Personality Traits

Using the Big Five personality traits to flesh out an NPCs personality

Personality Traits
Painting by Дмитрий Хрусталев-Григорьев on Unsplash
"All models are wrong but some are useful."
George Box, statistician

If you've ever participated in leadership training, worked for someone who was enthusiastic about leadership training, or been caught in the blast radius of a recent leadership training class, you've probably been subject to some sort of personality categorization exercise. The goal of these exercises is to help leaders and managers understand that humans aren't a homogeneous species who respond identically to all forms of stimuli — and to do that they tend to break down humans into four, five, or even sixteen homogeneous types!

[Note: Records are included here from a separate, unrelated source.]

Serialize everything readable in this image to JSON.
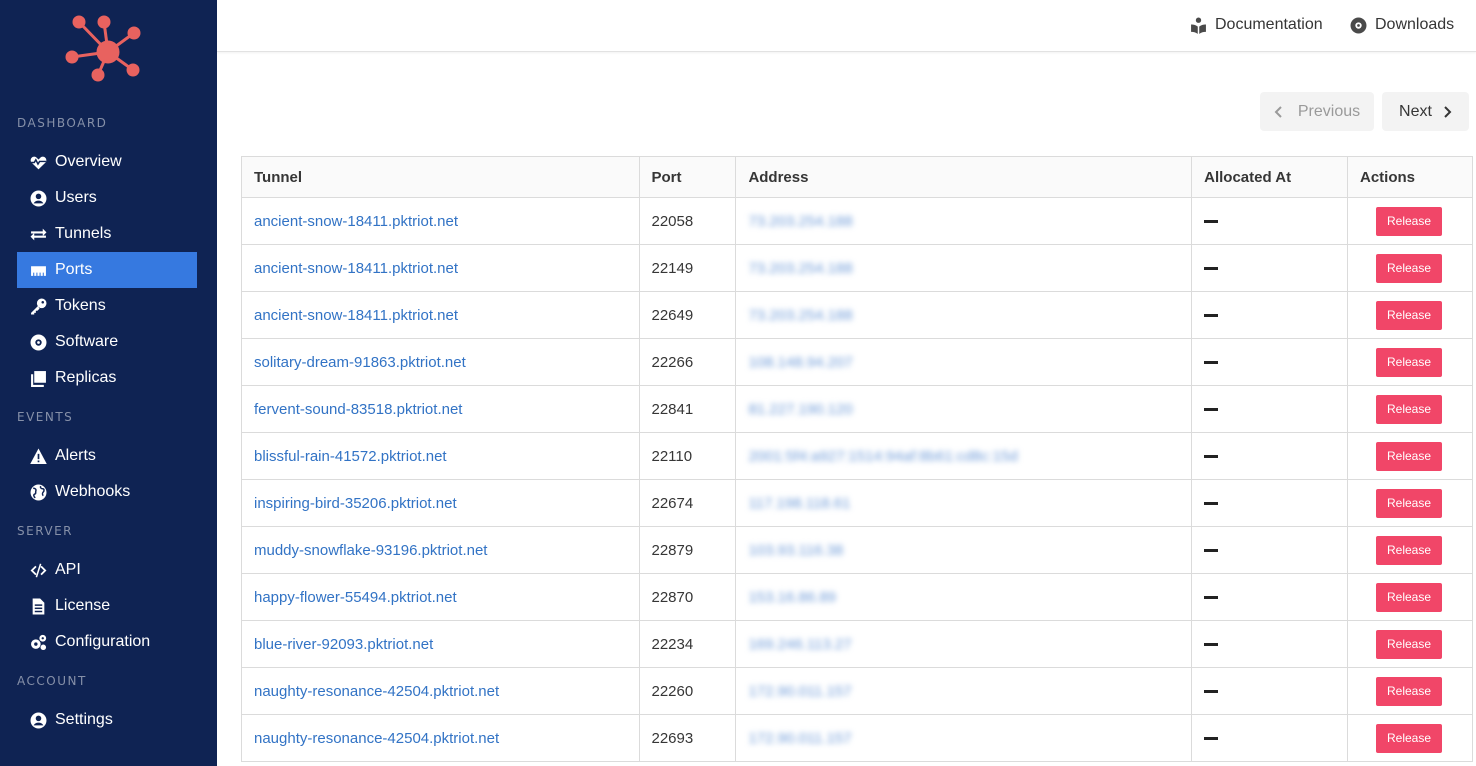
{
  "sidebar": {
    "sections": [
      "DASHBOARD",
      "EVENTS",
      "SERVER",
      "ACCOUNT"
    ],
    "items": [
      {
        "label": "Overview",
        "icon": "heartbeat-icon"
      },
      {
        "label": "Users",
        "icon": "user-circle-icon"
      },
      {
        "label": "Tunnels",
        "icon": "exchange-icon"
      },
      {
        "label": "Ports",
        "icon": "ethernet-icon",
        "active": true
      },
      {
        "label": "Tokens",
        "icon": "key-icon"
      },
      {
        "label": "Software",
        "icon": "disc-icon"
      },
      {
        "label": "Replicas",
        "icon": "copy-icon"
      },
      {
        "label": "Alerts",
        "icon": "warning-icon"
      },
      {
        "label": "Webhooks",
        "icon": "globe-icon"
      },
      {
        "label": "API",
        "icon": "code-icon"
      },
      {
        "label": "License",
        "icon": "file-icon"
      },
      {
        "label": "Configuration",
        "icon": "cogs-icon"
      },
      {
        "label": "Settings",
        "icon": "user-circle-icon"
      }
    ]
  },
  "topbar": {
    "documentation": "Documentation",
    "downloads": "Downloads"
  },
  "pagination": {
    "previous": "Previous",
    "next": "Next"
  },
  "table": {
    "headers": [
      "Tunnel",
      "Port",
      "Address",
      "Allocated At",
      "Actions"
    ],
    "action_label": "Release",
    "rows": [
      {
        "tunnel": "ancient-snow-18411.pktriot.net",
        "port": "22058",
        "address": "73.203.254.188"
      },
      {
        "tunnel": "ancient-snow-18411.pktriot.net",
        "port": "22149",
        "address": "73.203.254.188"
      },
      {
        "tunnel": "ancient-snow-18411.pktriot.net",
        "port": "22649",
        "address": "73.203.254.188"
      },
      {
        "tunnel": "solitary-dream-91863.pktriot.net",
        "port": "22266",
        "address": "108.148.94.207"
      },
      {
        "tunnel": "fervent-sound-83518.pktriot.net",
        "port": "22841",
        "address": "81.227.190.120"
      },
      {
        "tunnel": "blissful-rain-41572.pktriot.net",
        "port": "22110",
        "address": "2001:5f4:a927:1514:94af:8b61:cd8c:15d"
      },
      {
        "tunnel": "inspiring-bird-35206.pktriot.net",
        "port": "22674",
        "address": "117.198.118.61"
      },
      {
        "tunnel": "muddy-snowflake-93196.pktriot.net",
        "port": "22879",
        "address": "103.93.116.38"
      },
      {
        "tunnel": "happy-flower-55494.pktriot.net",
        "port": "22870",
        "address": "153.16.86.89"
      },
      {
        "tunnel": "blue-river-92093.pktriot.net",
        "port": "22234",
        "address": "169.246.113.27"
      },
      {
        "tunnel": "naughty-resonance-42504.pktriot.net",
        "port": "22260",
        "address": "172.90.011.157"
      },
      {
        "tunnel": "naughty-resonance-42504.pktriot.net",
        "port": "22693",
        "address": "172.90.011.157"
      }
    ]
  },
  "colors": {
    "sidebar_bg": "#0f2353",
    "active_item": "#3679e0",
    "logo": "#e8625f",
    "link": "#3273c5",
    "release_button": "#f14668"
  }
}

Of course, people don't cleanly settle into four, five, or sixteen categories, but the idea that different people need different things is, unsurprisingly, quite useful. As a result, you'll often see people swapping their Myers Briggs types (INFJs, unite!) or talking about whether they're red, yellow, blue, or green.

Most personality models, though, are basically junk — created as thought experiments by overly clever people. One model, though, called the Big Five, has been developed and refined by scores of psychologists and personality researchers. It describes five personality traits which are common across cultures and which can be objectively rated from high to low.

Importantly, these personality types are primarily descriptive but are not predictive except in very limited circumstances. They can tell you how an NPC will view the world around them or move through their day, given a lack of strong external stimuli — but as any GM can tell you, PCs are the very definition of strong external stimuli!

The Big Five traits are:

  • Openness, which describes a character's appreciation for adventure, creativity, and emotion.
  • Conscientiousness, which describes a character's tendency to display self-discipline and be organized.
  • Extraversion, which describes a character's tendency to be outgoing and high in social energy.
  • Agreeableness, which describes a character's general concern for social harmony.
  • Stability, which describes a character's tendency to be emotionally stable, especially when under pressure.

Creating a full personality workup on every NPC feels like a bit too much prep for my tastes, so I've taken the Big Five traits and created a useful table filled with descriptive words that you can roll 1d6 on or simply use as a guide. Lower numbers describe someone with lower expression of the trait and higher numbers describe someone with higher expression of the trait.

1d6 Openness Conscientiousness Extraversion Agreeableness Stability
1 Close-minded Irresponsible Solitary Manipulative Volatile
2 Rigid Disorganized Reserved Callous Jumpy
3 Knowledgeable Effective Sociable Gruff Pessimistic
4 Curious Reliable Energetic Polite Optimistic
5 Artistic Careful Assertive Thoughtful Resilient
6 Adventurous Serious Gregarious Generous Carefree
Stability is an inversion of Neuroticism, which is how the trait is usually defined. However, to keep "low rolls equal low expression", I flipped it.